Even considering all of this, and though we live in difficult times, I am encouraged by a number of things – most relevant in this setting is the end of Where The Line Bleeds. Without explicitly ruining the conclusion of the story, I must express that it wraps up with a hopeful refrain.
Christophe and Joshua both realize that, as humans, the challenges and adversity that they face all play into the resilience they develop. Despite the struggles that exist on the horizon, ranging from financial insecurity to caring for their ailing, nearly-blind grandmother, they likely have a sense that the full-circle nature of the universe will pan out in their favor. I personally think back on my life so far and realize that theme has been a recurring one.

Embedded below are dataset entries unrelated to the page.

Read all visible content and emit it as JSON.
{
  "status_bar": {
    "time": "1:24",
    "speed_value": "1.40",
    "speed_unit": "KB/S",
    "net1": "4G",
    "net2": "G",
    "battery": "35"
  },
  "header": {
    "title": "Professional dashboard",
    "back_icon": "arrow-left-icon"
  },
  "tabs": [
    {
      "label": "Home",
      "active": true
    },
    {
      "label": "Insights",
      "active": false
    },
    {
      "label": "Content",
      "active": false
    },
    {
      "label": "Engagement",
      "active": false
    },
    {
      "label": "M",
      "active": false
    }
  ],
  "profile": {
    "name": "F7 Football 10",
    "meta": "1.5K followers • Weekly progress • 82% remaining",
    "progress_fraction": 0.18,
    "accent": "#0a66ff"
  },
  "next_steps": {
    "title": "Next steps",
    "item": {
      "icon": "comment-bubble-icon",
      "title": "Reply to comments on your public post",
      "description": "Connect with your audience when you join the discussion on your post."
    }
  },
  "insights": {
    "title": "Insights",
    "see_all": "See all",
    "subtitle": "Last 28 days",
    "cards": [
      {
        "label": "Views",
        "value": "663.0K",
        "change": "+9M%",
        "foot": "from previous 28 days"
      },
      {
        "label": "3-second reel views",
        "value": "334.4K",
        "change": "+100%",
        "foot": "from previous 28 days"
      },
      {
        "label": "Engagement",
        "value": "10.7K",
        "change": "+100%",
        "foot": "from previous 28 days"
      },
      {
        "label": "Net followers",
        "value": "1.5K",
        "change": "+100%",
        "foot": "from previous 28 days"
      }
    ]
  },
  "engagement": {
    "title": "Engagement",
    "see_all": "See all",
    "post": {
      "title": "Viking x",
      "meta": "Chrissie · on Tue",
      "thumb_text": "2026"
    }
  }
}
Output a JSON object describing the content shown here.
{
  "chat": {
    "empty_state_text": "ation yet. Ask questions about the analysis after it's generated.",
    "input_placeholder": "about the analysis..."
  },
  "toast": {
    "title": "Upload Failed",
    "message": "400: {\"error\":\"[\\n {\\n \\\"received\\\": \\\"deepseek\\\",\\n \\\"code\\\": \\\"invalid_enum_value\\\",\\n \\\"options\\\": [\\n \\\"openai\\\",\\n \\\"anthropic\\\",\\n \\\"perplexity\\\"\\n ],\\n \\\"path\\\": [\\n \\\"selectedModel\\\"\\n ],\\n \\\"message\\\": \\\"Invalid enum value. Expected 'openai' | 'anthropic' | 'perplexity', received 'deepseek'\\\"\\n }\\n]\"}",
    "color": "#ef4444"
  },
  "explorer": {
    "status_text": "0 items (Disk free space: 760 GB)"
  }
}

From living as a bright-eyed teenager full of limitless possibilities to working as a civil rights lawyer during the Trump Era, I recognize the beauty and interconnectedness of it all.
I thank Ms. Ward for her timely and gorgeous writing, a characteristic that has been a hallmark of the work that has built her amazing career. More importantly, I’m grateful for the characters that she has deftly created – people who make me reflect on the qualities that unite us all.
They, along with Ms. Ward, motivate me to continue to fight for a world in which all people can fully experience their humanity and vulnerability.

About andrewrhairston

Andrew Reginald Hairston is a civil rights attorney and writer based in Austin, TX. He is presently the School-to-Prison Pipeline Project Director of Texas Appleseed. Mr. Hairston is also the secretary of the board of Learn Together, Live Together - a school integration non-profit based in Washington, DC. He earned his law degree from Louisiana State University in May 2016, where he was a Faculty Scholar. During his time at LSU, he served as the President of the Black Law Students Association (BLSA) from 2014 to 2015, as well as the 1L Representative of the organization from 2013 to 2014. While he was the president of LSU BLSA, he served as a member of the Law Center's Diversity Task Force. Mr. Hairston refined his commitment to racial justice work as a law student. He worked as a law clerk for the LSU Parole and Reentry Clinic, and he subsequently served as a student attorney for the LSU Juvenile Defense Clinic. As a third-year student, he was appointed to the Trial Advocacy Board, and he won the Dean's Cup Senior Appellate Challenge during his final semester at the LSU Law Center. Mr. Hairston received his bachelor's degree, cum laude, from Howard University. At Howard, he was actively involved in the Alternative Spring Break program. He worked as a site coordinator to develop and execute the initiative's first trip to Baltimore in the spring of 2013. From 2017 to 2019, Mr. Hairston served as a staff attorney at Advancement Project, a multi-racial civil rights organization in Washington, D.C. He began his legal career as the George N. Lindsay Fellow and Associate Counsel at the Lawyers' Committee for Civil Rights Under Law from 2016 to 2017. He is licensed to practice law in Louisiana.
This entry was posted in Uncategorized. Bookmark the permalink.

Leave a Reply

Fill in your details below or click an icon to log in:

WordPress.com Logo

You are commenting using your WordPress.com account. Log Out /  Change )

Google photo

You are commenting using your Google account. Log Out /  Change )

Twitter picture

You are commenting using your Twitter account. Log Out /  Change )

Facebook photo

You are commenting using your Facebook account. Log Out /  Change )

Connecting to %s